AIM OF THE EXERCISE
All lines with the word "Women" are to be found and copied from the listing.

DATA FOR THIS TASK

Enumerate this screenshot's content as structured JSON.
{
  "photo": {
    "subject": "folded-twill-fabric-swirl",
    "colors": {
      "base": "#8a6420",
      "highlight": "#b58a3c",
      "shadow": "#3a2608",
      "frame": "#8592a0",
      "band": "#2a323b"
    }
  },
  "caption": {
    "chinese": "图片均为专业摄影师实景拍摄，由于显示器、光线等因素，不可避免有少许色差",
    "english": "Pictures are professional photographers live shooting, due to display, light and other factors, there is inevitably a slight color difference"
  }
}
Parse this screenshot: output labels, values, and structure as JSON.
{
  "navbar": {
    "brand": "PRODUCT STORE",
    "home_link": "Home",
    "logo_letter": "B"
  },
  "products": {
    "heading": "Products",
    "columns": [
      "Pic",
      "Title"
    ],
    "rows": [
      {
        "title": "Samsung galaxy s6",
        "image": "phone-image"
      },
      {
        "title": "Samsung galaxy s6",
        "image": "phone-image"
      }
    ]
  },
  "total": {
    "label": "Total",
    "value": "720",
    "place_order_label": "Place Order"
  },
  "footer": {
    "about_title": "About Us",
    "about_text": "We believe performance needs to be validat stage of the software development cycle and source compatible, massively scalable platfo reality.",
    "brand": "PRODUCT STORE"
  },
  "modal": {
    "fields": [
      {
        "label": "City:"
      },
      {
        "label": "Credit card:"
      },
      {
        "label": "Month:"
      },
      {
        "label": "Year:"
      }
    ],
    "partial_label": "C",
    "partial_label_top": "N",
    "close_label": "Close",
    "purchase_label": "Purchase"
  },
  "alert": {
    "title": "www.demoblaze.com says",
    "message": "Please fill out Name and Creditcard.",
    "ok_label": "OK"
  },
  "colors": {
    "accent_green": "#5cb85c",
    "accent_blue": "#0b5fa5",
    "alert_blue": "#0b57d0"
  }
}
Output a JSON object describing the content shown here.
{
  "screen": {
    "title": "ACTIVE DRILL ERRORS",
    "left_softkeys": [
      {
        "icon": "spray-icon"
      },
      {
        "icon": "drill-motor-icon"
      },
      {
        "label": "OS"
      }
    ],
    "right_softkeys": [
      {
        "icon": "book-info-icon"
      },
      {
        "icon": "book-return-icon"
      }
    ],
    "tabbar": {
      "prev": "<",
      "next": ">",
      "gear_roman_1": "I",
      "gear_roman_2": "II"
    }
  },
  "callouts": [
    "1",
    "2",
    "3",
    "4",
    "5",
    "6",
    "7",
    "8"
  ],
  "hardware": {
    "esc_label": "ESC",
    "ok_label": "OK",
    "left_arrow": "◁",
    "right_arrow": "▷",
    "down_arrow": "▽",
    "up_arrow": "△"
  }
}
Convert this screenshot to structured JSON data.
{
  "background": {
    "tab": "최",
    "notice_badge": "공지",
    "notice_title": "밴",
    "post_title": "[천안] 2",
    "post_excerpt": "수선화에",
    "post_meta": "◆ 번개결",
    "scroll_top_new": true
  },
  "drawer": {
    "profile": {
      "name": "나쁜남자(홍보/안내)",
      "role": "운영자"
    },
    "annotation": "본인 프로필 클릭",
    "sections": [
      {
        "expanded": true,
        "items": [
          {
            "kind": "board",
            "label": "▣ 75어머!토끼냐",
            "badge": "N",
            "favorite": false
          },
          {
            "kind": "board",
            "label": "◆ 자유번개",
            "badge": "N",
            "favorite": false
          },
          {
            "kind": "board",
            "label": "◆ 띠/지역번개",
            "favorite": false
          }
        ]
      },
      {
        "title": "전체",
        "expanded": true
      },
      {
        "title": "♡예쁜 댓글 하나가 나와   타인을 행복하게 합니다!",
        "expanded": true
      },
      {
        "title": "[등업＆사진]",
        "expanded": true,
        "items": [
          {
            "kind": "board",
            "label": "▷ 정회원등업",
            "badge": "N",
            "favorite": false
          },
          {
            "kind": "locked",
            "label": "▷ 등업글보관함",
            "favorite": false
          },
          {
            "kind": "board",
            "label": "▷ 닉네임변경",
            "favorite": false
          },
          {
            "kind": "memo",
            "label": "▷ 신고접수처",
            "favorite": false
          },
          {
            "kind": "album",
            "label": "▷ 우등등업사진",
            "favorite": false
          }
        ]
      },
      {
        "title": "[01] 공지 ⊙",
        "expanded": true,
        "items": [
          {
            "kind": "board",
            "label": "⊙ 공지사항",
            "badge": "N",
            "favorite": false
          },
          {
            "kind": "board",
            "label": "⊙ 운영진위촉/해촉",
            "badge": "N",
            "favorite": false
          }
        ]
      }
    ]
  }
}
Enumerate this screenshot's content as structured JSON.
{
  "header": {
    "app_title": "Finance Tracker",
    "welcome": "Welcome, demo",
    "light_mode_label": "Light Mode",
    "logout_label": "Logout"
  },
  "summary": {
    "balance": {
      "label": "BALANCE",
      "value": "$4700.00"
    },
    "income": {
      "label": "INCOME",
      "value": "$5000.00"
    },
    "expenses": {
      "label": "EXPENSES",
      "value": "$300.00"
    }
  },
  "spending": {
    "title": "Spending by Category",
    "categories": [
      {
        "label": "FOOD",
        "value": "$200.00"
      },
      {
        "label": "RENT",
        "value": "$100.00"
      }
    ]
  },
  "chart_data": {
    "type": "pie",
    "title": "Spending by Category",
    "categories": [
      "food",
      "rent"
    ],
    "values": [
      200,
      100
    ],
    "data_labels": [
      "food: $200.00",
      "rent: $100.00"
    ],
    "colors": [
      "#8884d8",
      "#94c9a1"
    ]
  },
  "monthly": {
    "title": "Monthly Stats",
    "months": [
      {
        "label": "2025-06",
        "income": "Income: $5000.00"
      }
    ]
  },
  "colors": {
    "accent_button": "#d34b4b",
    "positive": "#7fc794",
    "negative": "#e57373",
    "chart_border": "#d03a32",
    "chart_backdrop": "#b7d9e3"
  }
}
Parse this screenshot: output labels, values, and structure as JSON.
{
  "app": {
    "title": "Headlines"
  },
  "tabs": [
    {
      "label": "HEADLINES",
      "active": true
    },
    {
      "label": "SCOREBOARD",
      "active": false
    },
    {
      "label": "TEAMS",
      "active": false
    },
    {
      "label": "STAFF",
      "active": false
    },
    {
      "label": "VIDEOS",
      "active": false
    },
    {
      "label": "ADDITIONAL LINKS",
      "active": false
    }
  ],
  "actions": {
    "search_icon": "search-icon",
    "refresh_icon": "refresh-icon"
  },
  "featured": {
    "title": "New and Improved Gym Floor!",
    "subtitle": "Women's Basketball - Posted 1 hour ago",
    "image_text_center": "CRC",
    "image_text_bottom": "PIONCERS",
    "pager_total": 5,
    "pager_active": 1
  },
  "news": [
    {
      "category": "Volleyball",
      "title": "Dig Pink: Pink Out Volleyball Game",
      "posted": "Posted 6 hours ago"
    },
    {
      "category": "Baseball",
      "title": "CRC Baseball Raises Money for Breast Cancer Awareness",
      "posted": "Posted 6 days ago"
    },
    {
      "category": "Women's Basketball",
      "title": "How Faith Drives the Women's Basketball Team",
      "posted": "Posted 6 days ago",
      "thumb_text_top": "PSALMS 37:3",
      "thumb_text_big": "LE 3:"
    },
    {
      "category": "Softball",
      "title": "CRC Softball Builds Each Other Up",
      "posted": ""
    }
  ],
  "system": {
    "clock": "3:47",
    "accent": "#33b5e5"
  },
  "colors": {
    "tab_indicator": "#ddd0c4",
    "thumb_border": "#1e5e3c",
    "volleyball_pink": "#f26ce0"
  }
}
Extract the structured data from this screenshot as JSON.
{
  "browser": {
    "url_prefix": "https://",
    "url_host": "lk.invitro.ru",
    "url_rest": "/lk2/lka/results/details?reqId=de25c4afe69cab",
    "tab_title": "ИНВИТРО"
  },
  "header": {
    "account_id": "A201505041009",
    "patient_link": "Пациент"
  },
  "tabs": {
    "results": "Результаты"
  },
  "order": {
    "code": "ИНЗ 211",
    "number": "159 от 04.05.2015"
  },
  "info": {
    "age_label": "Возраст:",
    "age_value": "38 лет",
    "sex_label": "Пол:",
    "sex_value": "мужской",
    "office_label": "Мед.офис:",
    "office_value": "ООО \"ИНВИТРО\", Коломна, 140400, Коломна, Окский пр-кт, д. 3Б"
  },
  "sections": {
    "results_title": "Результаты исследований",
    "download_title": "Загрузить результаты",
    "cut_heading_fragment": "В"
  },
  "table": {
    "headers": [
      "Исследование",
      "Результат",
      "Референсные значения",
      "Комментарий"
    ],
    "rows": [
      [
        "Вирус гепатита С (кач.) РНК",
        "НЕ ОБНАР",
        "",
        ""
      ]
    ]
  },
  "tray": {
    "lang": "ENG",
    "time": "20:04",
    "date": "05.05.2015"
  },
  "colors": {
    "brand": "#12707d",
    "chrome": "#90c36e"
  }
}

WRITTEN ANSWER
    "subtitle": "Women's Basketball - Posted 1 hour ago",
      "category": "Women's Basketball",
      "title": "How Faith Drives the Women's Basketball Team",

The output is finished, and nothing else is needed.